There is also a visual imagery here. If you look with your mind’s eye, you will see it. We begin with Jesus, Mary and Joseph, at the manger. Then she shepherds come, so the circle becomes wider. Then He is presented in the temple, representing the Jews who first received the promise of a savior. At Epiphany, the wise men come and give honor to our Lord, representing the nations whom it will be our Lord’s destiny to redeem all.

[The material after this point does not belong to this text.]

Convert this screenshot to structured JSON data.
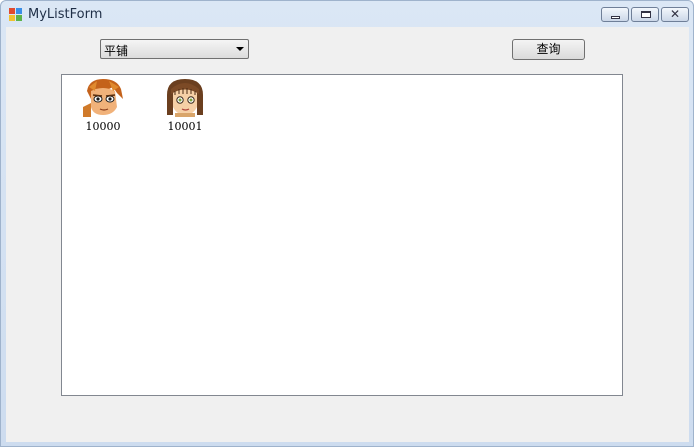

Then there is a great moment, which is not in the cycle of our readings, where our Lord travels all the way from Nazareth to across the Jordan where John is baptizing, presenting Himself, and He disappears into the mass of humanity, all of humanity, longing for a Messiah, longing for God. Then our Lord begins His public ministry, and we have the Gospel of the miracle at the wedding feast of Cana, before we being our pre-lenten Sundays. The Church wants us to be part of all these circles, the intimate circle of Jesus, Mary, and Joseph, and the great circle of the mission of the Church.
Simeon and Anna of today’s Gospel represent the best sensibilities of Israel. Although we do not have it in today’s Gospel, Simeon is described as “just, pious, and awaiting” the fulfillment to Israel. Anna is in the temple constantly, praying, fasting, vigilant for the Lord. They are waiting, and this is the posture, the interior disposition of those who receive, because everything God gives us is a gift. But it is not a passive waiting. Simeon and Anna seize on the moment when they recognize the Lord.
St. John of the Cross, the sixteen century Carmelite mystic—he was also an administrator—in his Spiritual Canticle, chapter 31, says, “It is indeed credible that a bird of lowly flight can capture the royal eagle of the heights, if this eagle descends with the desire of being captured.” This is our Lord, Who has descended from heaven, to be captured, and He loves to be captured. He is captured in the manger, in the embrace of Simeon, in the house at Nazareth where this Gospel leads, in our vocations, in our homes—the little church—in the hearts of those who seek Him, in the sacrament of the Eucharist, which we celebrate today and every Sunday, where He is present, Body, Blood, Soul, and Divinity. He loves to be captured.
Remember the poor Pharisees? They used to ask, “Show us a sign, then we will believe.” Well, the signs were all around them, but they could not see them. First comes faith and love. There is a sign in an old hermitage which says, “As for earthly things, first we know them, then we love them. As for heavenly things, first we love them, then we know them.” We were made for God, and so we believe in Him, we love Him, and then we see Him everywhere. He reveals Himself in faith and love, so that we may see Him, and we may capture Him.